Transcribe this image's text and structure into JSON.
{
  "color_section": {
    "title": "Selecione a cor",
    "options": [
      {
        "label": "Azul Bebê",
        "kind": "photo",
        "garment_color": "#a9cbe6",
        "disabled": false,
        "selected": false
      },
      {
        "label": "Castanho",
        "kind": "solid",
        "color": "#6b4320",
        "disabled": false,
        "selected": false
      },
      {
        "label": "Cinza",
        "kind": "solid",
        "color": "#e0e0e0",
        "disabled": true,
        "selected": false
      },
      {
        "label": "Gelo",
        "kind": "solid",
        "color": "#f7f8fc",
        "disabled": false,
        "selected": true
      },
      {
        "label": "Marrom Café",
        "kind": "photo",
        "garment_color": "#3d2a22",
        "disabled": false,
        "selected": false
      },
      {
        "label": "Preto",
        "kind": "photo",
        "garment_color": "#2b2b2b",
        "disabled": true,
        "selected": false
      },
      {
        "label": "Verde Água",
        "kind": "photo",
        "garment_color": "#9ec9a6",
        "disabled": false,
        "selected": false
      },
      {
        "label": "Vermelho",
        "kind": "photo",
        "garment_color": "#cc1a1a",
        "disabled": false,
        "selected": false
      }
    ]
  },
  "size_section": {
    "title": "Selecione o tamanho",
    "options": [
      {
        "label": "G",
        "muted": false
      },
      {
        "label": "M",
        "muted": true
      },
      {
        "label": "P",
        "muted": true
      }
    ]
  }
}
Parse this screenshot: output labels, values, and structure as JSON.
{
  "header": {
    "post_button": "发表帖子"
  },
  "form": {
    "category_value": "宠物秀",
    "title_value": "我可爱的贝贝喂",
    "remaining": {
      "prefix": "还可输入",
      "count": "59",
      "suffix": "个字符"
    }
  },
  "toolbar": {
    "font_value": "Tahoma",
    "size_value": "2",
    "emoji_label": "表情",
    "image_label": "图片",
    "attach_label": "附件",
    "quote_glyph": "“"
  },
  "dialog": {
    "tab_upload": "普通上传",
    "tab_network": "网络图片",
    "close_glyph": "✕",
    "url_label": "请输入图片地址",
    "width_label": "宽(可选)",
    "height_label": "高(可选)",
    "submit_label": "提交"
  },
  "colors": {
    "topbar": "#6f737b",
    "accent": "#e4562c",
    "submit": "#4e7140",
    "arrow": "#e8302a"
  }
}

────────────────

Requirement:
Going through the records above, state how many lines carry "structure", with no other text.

Output of the exercise:
2